Demolition of an historic, publicly-owned stone farmhouse will continue.
City council approved the move at an emergency meeting confirmation of its previously confirmed prior approval.
As a result, the circa 1840 home at 797 Victoria Rd. N., owned by the Grand River Conservation Authority, will soon be no more, though aspects of the building are slated for preservation.
That’s the outcome of the second emergency meeting of council held in the past week.
It follows a Sept. 27 decision to remove the property from the city’s registry of heritage properties and green light the demolition out of a concern for safety.
“This is something that has been very trying for all of council and me as chair,” said Mayor Cam Guthrie during Wednesday’s meeting. “I have an obligation, as a mayor, to make sure we are upholding the proper process.”
The first emergency meeting, held Sept. 30, came about after Guthrie learned Heritage Guelph had not been consulted ahead of council’s Sept. 27 decision, as is required by the Ontario Heritage Act.
A second emergency council meeting was held Wednesday. Opinions vary about whether that meeting was brought about by a “simple typo” in a quickly-prepared motion or if the draft meeting minutes failed to reflect the intent of the motion council was discussing at the time – suspending the procedural bylaw in order to hold the meeting without providing the public with more than a couple hours of advance notice.
Coun. Leanne Caron, who moved the motion to suspend, insists she intentionally included a clause that eliminated the need for nine votes in order to reconsider the Sept. 27 decision, meaning a simple majority vote was needed. Coun. Cathy Downer, who seconded Caron’s motion, confirmed that was her understanding as well.
However, other members of council stated they understood a two-thirds majority of nine votes was still needed, as had been verbally stated during the meeting, in contradiction to the information put on the screen for all to see.
“I knew what I meant,” said Caron, adding that if others didn’t understand a traditional simple majority would be needed, “that’s their problem, not mine.”

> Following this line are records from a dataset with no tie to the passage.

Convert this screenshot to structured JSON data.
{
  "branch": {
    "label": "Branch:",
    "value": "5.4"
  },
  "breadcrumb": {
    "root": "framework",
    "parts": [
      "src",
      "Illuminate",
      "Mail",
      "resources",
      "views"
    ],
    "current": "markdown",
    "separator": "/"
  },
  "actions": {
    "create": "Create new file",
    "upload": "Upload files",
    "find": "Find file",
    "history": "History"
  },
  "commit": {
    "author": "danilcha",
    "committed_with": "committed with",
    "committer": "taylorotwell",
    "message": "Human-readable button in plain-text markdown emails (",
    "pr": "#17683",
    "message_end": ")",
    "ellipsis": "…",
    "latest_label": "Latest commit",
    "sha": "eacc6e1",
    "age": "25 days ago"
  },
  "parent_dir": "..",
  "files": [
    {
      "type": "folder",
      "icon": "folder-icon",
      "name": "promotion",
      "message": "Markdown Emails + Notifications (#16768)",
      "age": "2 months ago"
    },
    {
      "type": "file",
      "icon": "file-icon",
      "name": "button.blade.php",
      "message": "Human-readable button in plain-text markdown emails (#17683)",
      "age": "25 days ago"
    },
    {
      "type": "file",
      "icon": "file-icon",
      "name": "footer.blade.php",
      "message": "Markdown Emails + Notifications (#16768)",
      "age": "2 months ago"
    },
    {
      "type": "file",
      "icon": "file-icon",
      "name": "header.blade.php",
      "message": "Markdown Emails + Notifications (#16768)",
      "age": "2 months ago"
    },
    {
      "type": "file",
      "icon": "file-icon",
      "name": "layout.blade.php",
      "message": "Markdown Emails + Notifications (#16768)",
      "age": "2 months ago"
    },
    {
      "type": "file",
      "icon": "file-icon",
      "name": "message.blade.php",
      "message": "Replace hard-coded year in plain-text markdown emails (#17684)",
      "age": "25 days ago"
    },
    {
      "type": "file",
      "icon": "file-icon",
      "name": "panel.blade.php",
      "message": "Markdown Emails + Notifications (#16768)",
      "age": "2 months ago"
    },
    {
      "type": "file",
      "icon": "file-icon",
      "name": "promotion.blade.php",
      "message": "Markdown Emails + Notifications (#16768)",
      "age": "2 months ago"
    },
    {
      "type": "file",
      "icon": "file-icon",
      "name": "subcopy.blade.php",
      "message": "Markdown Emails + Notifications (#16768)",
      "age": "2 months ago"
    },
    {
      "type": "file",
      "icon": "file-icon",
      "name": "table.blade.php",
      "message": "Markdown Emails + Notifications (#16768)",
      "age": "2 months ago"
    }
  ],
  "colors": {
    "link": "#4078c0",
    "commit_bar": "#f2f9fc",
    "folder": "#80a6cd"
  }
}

After Guthrie said he found it “difficult to accept” that was her intent because she didn’t speak up to raise concerns about the process that came after, and the announcement that the reconsideration vote had failed, Caron noted she tried to raise concern but the conversation was shut down.
However, when draft minutes of that meeting were posted online Tuesday evening, Caron said she was “shocked” to discover they excluded the clause that required two-thirds support, meaning a super majority was required, and made Guthrie aware.
That, the mayor said, is what prompted Wednesday’s meeting.
Ultimately, council voted 7-5 in favour of approving a set of draft minutes which essentially left the Sept. 27 motion in effect, taking 797 Victoria Rd. N. off the municipal heritage registry and approving demolition.
Councillor Mike Salisbury was absent from Wednesday’s meeting. Councillors June Hofland and Phil Allt missed the first emergency meeting.
In addition, Wednesday’s meeting saw council approve the public release of a previously confidential report dealing with the property presented during an in-camera portion of the Sept. 27 meeting.
In a 10-2 vote, city staff was given until noon Friday to remove legal advice provided in the report and release the rest.
Councillors Dan Gibson and Mark MacKinnon were opposed.
Caron said “98 per cent” of the report should have been public information in the first place.
Though he voted in favour of the release, Guthrie noted the information lacks the “context” of what’s happened since Sept. 27. Gibson suggested that without the legal opinions, the report is one-sided and its release will only “fan the flames” of those who would seek to preserve the stone house.